A Separate Peace by John Knowles In John Knowles novel, A Separate Peace, Gene is plagued by jealousy for his best friend, Finny. As this novel continues, Gene ends up hurting his friend because of his jealousy. After Gene blindly intentionally hurts his only friend, he has a guilty conscience and has to overcome it by being good friends with Finny. However, Gene still feels guilty for Finny, has lost his best friend, and he knows his life will never be the same. Gene still feels guilty for Finny.
Huck also second-guesses these choices since he knows they will be looked down upon. Huck’s conflicts involve helping Jim run away, and resisting society’s attempt to “sivilize” Huck (Twain 106). Throughout the story, Huck faces a few difficult choices and has strenuous moral debates

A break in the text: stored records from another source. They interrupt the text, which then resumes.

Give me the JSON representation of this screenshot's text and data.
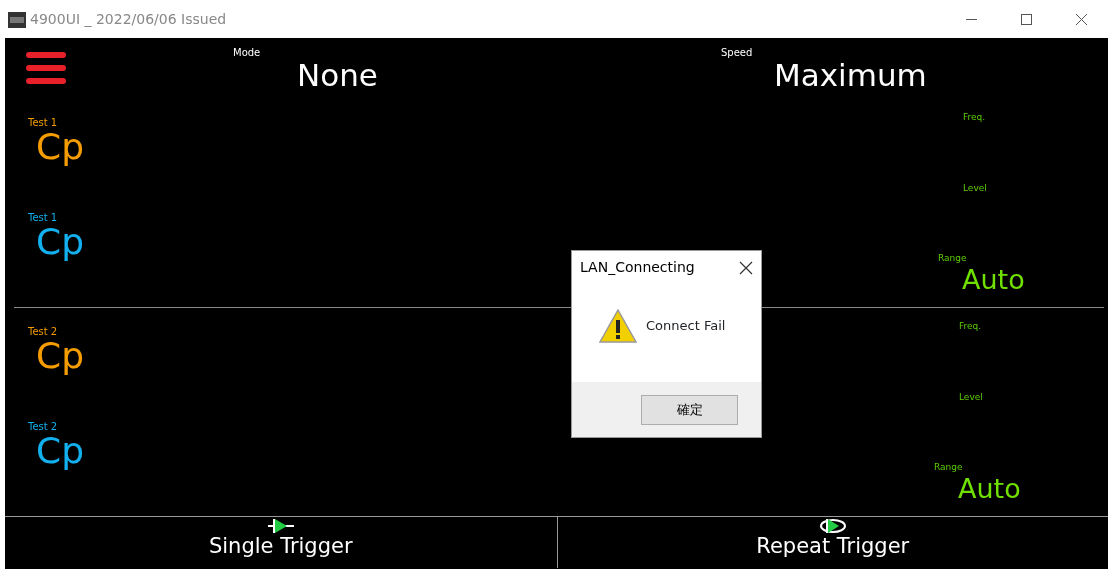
{
  "window": {
    "title": "4900UI _ 2022/06/06 Issued"
  },
  "header": {
    "mode_label": "Mode",
    "mode_value": "None",
    "speed_label": "Speed",
    "speed_value": "Maximum"
  },
  "panels": [
    {
      "tests": [
        {
          "label": "Test 1",
          "value": "Cp",
          "color": "#f59d00"
        },
        {
          "label": "Test 1",
          "value": "Cp",
          "color": "#12b0ee"
        }
      ],
      "freq_label": "Freq.",
      "level_label": "Level",
      "range_label": "Range",
      "range_value": "Auto"
    },
    {
      "tests": [
        {
          "label": "Test 2",
          "value": "Cp",
          "color": "#f59d00"
        },
        {
          "label": "Test 2",
          "value": "Cp",
          "color": "#12b0ee"
        }
      ],
      "freq_label": "Freq.",
      "level_label": "Level",
      "range_label": "Range",
      "range_value": "Auto"
    }
  ],
  "buttons": [
    {
      "label": "Single Trigger",
      "kind": "single"
    },
    {
      "label": "Repeat Trigger",
      "kind": "repeat"
    }
  ],
  "dialog": {
    "title": "LAN_Connecting",
    "message": "Connect Fail",
    "button": "確定"
  }
}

Every person feels rivalry or competition towards others at some point in their lives. This rivalry greatly affects our ability to understand others, and this eventually results in paranoia and hostility. It is a part of human nature, that people coldly drive ahead for their gain alone. Man's inhumanity towards man is a way for people to protect themselves from having pain inflicted on them by others, and achieving their goals and desires without the interference of others. This concept of man's inhumanity to man is developed in A Separate Peace as the primary conflict in the novel centres on the main character, Gene, and his inner-battles with feelings of jealousy, paranoia, and inability to understand his relationship with his best friend Phineas.
His envy of Phineas causes him to hurt both Finny and himself. Gene's jealousy takes over his life and changes how he acts throughout the novel. The accident transforms the root of Gene’s jealousy from destructive to obsessive because of Finny’s athleticism, his ease at being able to escape blame, and his overall superior personality. Before the accident, Gene always tries to compete with Finny, and his jealousy for Finny’s athletic ability leads to the destruction of their friendship. Gene resents how Finny is naturally talented.
However, when his pride becomes blinding, Brother forces Doodle beyond his limits and is forced to accept the consequences. Though loved by his brother, Doodle becomes an innocent victim of selfishness and pride. The bitter seed of shame that blossoms into the flower of pride strangles discernment and results in absolute inability to accept defeat. Brother was ashamed of Doodle immediately following his birth. “It was bad enough having an invalid brother, but having one who possibly was not all there was unbearable, so I began to make plans to kill him by smothering him with a pillow.” (345).
The Hostility Between Gene and Finny in A Separate Peace by John Knowles Gene feels increasing hostility toward Finny before his fall from the tree. In the novel A SEPARATE PEACE by John Knowles, the hostility between Gene and Finny increase because of the competition inside of them both to be better then one another. It is about the increasing competition between Gene and Finny and the hostility it brings. The hostility finally burst inside Gene and for one instant it takes over. It makes him do something he will always regret.
After Gene’s confession, the boy’s friendship was nearly broken because of the presence of envy ... ... middle of paper ... ...couldn’t handle the pressure of “courtroom”. The author conveys that Finny is extremely saddened that Gene let invidiousness get the best of him, and control him in dangerous ways. Like previously proven events, Gene’s envy was the ultimate force that slowly deteriorated the boy’s friendship. Friendships can be hurt or toughened by the lack or presence of jealousy. The significant influence of envy on friendships is discovered by Gene and Finny through Gene’s jealous nature, Finny’s unenviable nature, and Brinker’s suspicions on the impact of Gene’s envy on Finn.
Lastly, Gene pushes Leper out of his chair while visiting him after he is accused of causing Phineas’ injury. All of these occurrences contribute to the overall meaning of the work. One of the climaxes of A Separate Peace happens at the first scene of violence. Until this scene, the reader is unaware of Gene’s “evil side”. He is so overtaken by his jealousy and rage toward Phineas that he succumbs to his emotions and causes Finny to fall off of the tree branch.
Competition and rivalry have the ability to make people shine and accomplish things they never thought possible, and the ability to bring a person’s dark side and get them to do terrible things. Phineas and Gene’s friendship is viewed very differently by each of them. Where Phineas sees Gene as his best friend Gene sees Phineas as a competitor. Gene sees him as someone trying to keep him from being successful in school. This warped view of their relationship is the cause of many of the eventual problems of the novel and arguably the death of Phineas.
The animosity remains a major internal conflict for the brother throughout the story. As the story progresses, the narrator’s embarrassment of his brother’s disabilities leads him to mold Doodle so that he is not as embarrassed by him. This is the point where the theme of the story becomes exposed to the reader, that love can make a person do cruel things. Hurst uses the conflict that the brother has with himself about accepting his brother, the cruel actions that the brother directs toward his brother, and the irony that is woven throughout the story to further emphasize the theme. Hurst utilizes external conflict to further his message, that cruelty can sometimes, be a way that someone might express love.